While the world is still in an uproar, there are many takeaways from this whole fiasco. Although we may never get a one-on-one tennis lesson from Williams, she is dishing us some noteworthy entrepreneurial lessons we should pay close attention to.
The 5 Lessons Entrepreneurs Can Learn From Serena Williams’ Catsuit Controversy
1. There’s Always Someone to Answer To
No matter what you perceive your place in society to be you will always have someone who can influence your brand and/or bottom line. Even as an entrepreneur you’ll have clients, fans, committees, and possibly even shareholders’ opinions that need to be taken into consideration during your daily activities.
Even Williams, who is arguably one of the greatest athletes of our time with a record holding 23 Grand Slams under her belt, has to adhere to the regulations set by those who control the game. She has since responded to Giudicelli’s comments with grace, showing respect for the decision made and reinforcing her relationship with the French Tennis Federation president.

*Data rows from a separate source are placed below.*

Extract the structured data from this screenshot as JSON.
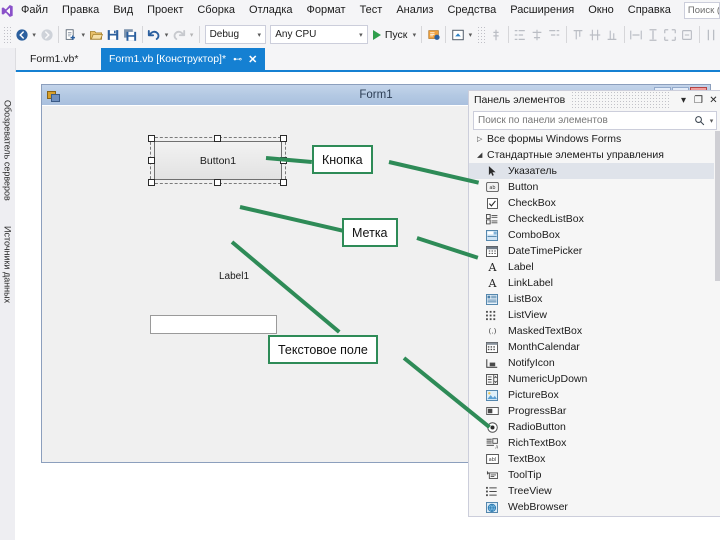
{
  "app": {
    "logo_icon": "visual-studio-logo"
  },
  "menubar": {
    "items": [
      {
        "label": "Файл"
      },
      {
        "label": "Правка"
      },
      {
        "label": "Вид"
      },
      {
        "label": "Проект"
      },
      {
        "label": "Сборка"
      },
      {
        "label": "Отладка"
      },
      {
        "label": "Формат"
      },
      {
        "label": "Тест"
      },
      {
        "label": "Анализ"
      },
      {
        "label": "Средства"
      },
      {
        "label": "Расширения"
      },
      {
        "label": "Окно"
      },
      {
        "label": "Справка"
      }
    ],
    "search_placeholder": "Поиск (Ctrl+"
  },
  "toolbar": {
    "config_value": "Debug",
    "platform_value": "Any CPU",
    "run_label": "Пуск",
    "back_icon": "navigate-back-icon",
    "forward_icon": "navigate-forward-icon",
    "new_project_icon": "new-project-icon",
    "open_icon": "open-file-icon",
    "save_icon": "save-icon",
    "save_all_icon": "save-all-icon",
    "undo_icon": "undo-icon",
    "redo_icon": "redo-icon",
    "run_icon": "start-debug-icon",
    "hot_reload_icon": "hot-reload-icon",
    "live_preview_icon": "live-preview-icon"
  },
  "tabs": [
    {
      "label": "Form1.vb*",
      "active": false
    },
    {
      "label": "Form1.vb [Конструктор]*",
      "active": true,
      "pin_icon": "pin-icon",
      "close_icon": "close-icon"
    }
  ],
  "left_dock": {
    "items": [
      {
        "label": "Обозреватель серверов"
      },
      {
        "label": "Источники данных"
      }
    ]
  },
  "designer": {
    "form_title": "Form1",
    "form_icon": "vb-form-icon",
    "minimize_icon": "minimize-icon",
    "maximize_icon": "maximize-icon",
    "close_icon": "close-icon",
    "controls": {
      "button_text": "Button1",
      "label_text": "Label1",
      "textbox_value": ""
    }
  },
  "toolbox": {
    "title": "Панель элементов",
    "search_placeholder": "Поиск по панели элементов",
    "search_icon": "magnifier-icon",
    "dropdown_icon": "chevron-down-icon",
    "pin_icon": "chevron-down-icon",
    "float_icon": "maximize-icon",
    "close_icon": "close-icon",
    "groups": [
      {
        "label": "Все формы Windows Forms",
        "expanded": false,
        "icon": "triangle-right-icon"
      },
      {
        "label": "Стандартные элементы управления",
        "expanded": true,
        "icon": "triangle-down-icon"
      }
    ],
    "items": [
      {
        "label": "Указатель",
        "icon": "pointer-icon",
        "selected": true
      },
      {
        "label": "Button",
        "icon": "button-icon",
        "selected": false
      },
      {
        "label": "CheckBox",
        "icon": "checkbox-icon",
        "selected": false
      },
      {
        "label": "CheckedListBox",
        "icon": "checkedlistbox-icon",
        "selected": false
      },
      {
        "label": "ComboBox",
        "icon": "combobox-icon",
        "selected": false
      },
      {
        "label": "DateTimePicker",
        "icon": "calendar-icon",
        "selected": false
      },
      {
        "label": "Label",
        "icon": "label-a-icon",
        "selected": false
      },
      {
        "label": "LinkLabel",
        "icon": "linklabel-a-icon",
        "selected": false
      },
      {
        "label": "ListBox",
        "icon": "listbox-icon",
        "selected": false
      },
      {
        "label": "ListView",
        "icon": "listview-icon",
        "selected": false
      },
      {
        "label": "MaskedTextBox",
        "icon": "maskedtextbox-icon",
        "selected": false
      },
      {
        "label": "MonthCalendar",
        "icon": "monthcalendar-icon",
        "selected": false
      },
      {
        "label": "NotifyIcon",
        "icon": "notifyicon-icon",
        "selected": false
      },
      {
        "label": "NumericUpDown",
        "icon": "numericupdown-icon",
        "selected": false
      },
      {
        "label": "PictureBox",
        "icon": "picturebox-icon",
        "selected": false
      },
      {
        "label": "ProgressBar",
        "icon": "progressbar-icon",
        "selected": false
      },
      {
        "label": "RadioButton",
        "icon": "radiobutton-icon",
        "selected": false
      },
      {
        "label": "RichTextBox",
        "icon": "richtextbox-icon",
        "selected": false
      },
      {
        "label": "TextBox",
        "icon": "textbox-icon",
        "selected": false
      },
      {
        "label": "ToolTip",
        "icon": "tooltip-icon",
        "selected": false
      },
      {
        "label": "TreeView",
        "icon": "treeview-icon",
        "selected": false
      },
      {
        "label": "WebBrowser",
        "icon": "webbrowser-icon",
        "selected": false
      }
    ]
  },
  "callouts": [
    {
      "label": "Кнопка",
      "target": "button-control"
    },
    {
      "label": "Метка",
      "target": "label-control"
    },
    {
      "label": "Текстовое поле",
      "target": "textbox-control"
    }
  ],
  "colors": {
    "accent_blue": "#1580d2",
    "callout_green": "#2e8b57",
    "run_green": "#2e9e4c",
    "form_caption": "#b4c9e3"
  }
}
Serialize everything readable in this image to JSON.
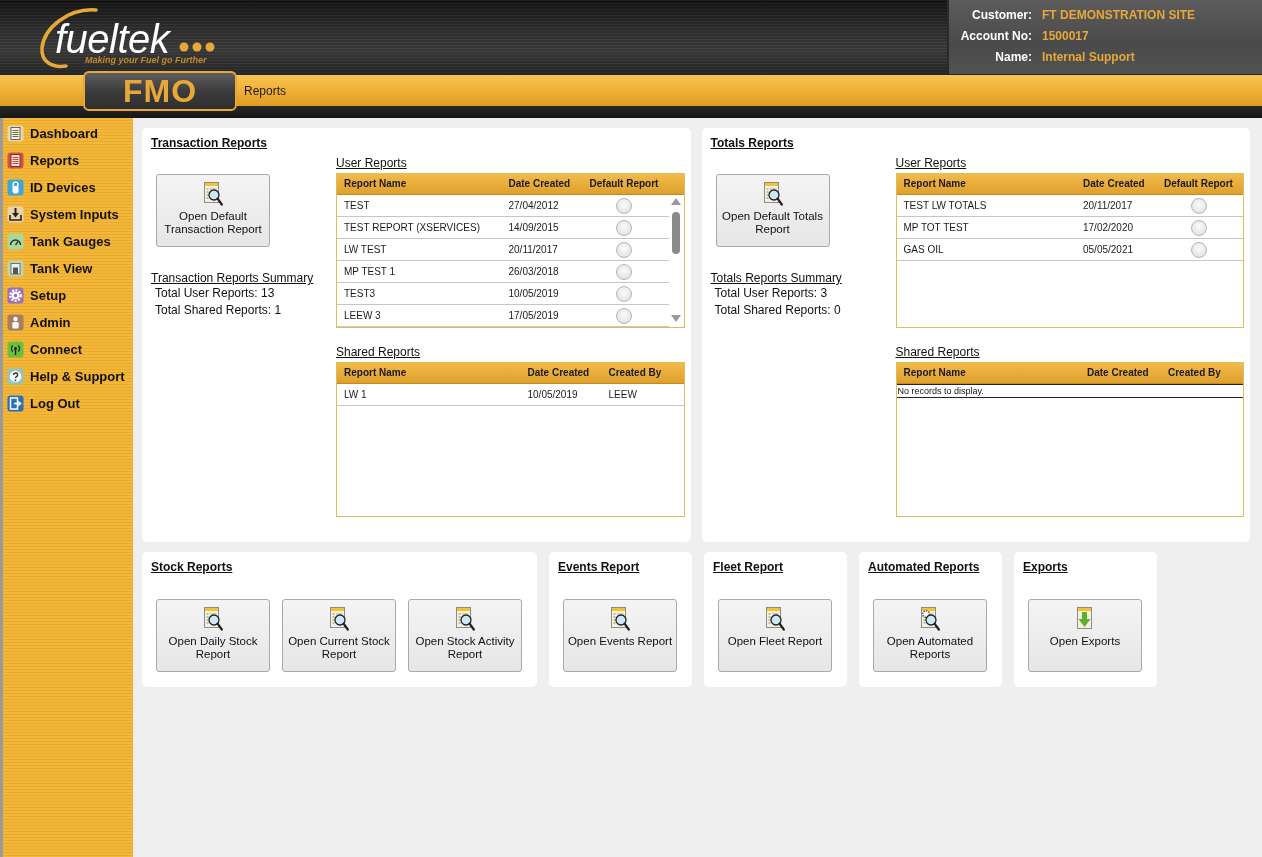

2. Life Isn’t Always Fair
Whether you’re a new entrepreneur or a seasoned veteran, you can likely attest to having dealt with situations along your business journey that reminded you that life isn’t always fair. Maybe a coaching client of yours told Oprah that they got to where they are today all on their own, dismissing all of the work you put in. Or perhaps you were overlooked for sponsorship and a competitor with a weaker product and bottom line got the deal instead. Or maybe someone sabotaged your stock price with a nasty tweet. There are endless ways unfair situations can be dished, but one thing is consistent, and that’s the feeling of being slapped in the face.
You have two options when faced with such situations. You can fight the issue head-on, or you could save your energy for another, more worthy battle. In this particular instance, Williams reminds us that you needn’t take every unfair ordeal to the battlefield.
3. Allow Unfair Situations to Motivate You
It’s easy to take offense when faced with an unfair situation in business, especially if it comes as a result of society’s biases, which is usually the case with Serena Williams. She repeatedly reminds us, however, that we can use the roadblocks before us as our ammunition. On Monday, she breezed through the first round of the US Open, her first showcase following the catsuit ban spectacle, showing us once again how to handle our business like a true champion.
4. You Make Your Business Great
Nike took to Twitter to share a beautifully powerful message with a photo of Williams that read, “You can take the superhero out of her costume, but you can never take away her superpowers.”
What a wonderful reminder that our greatness does not lie in our business software or latest gadgets, but rather in our ability to serve customers in a way that only we can. We are the superpower behind our business’ success.
5. Move On Quickly And Focus On The Task At Hand
While the Twitterverse was losing its mind over the black catsuit, Williams did not give the matter her attention. Instead, she continued to post motivational posts on her Instagram feed and remind her followers what it is she’s currently working on—new items for her retail line, Serena, which debuted in May, along with prepping for the US Open.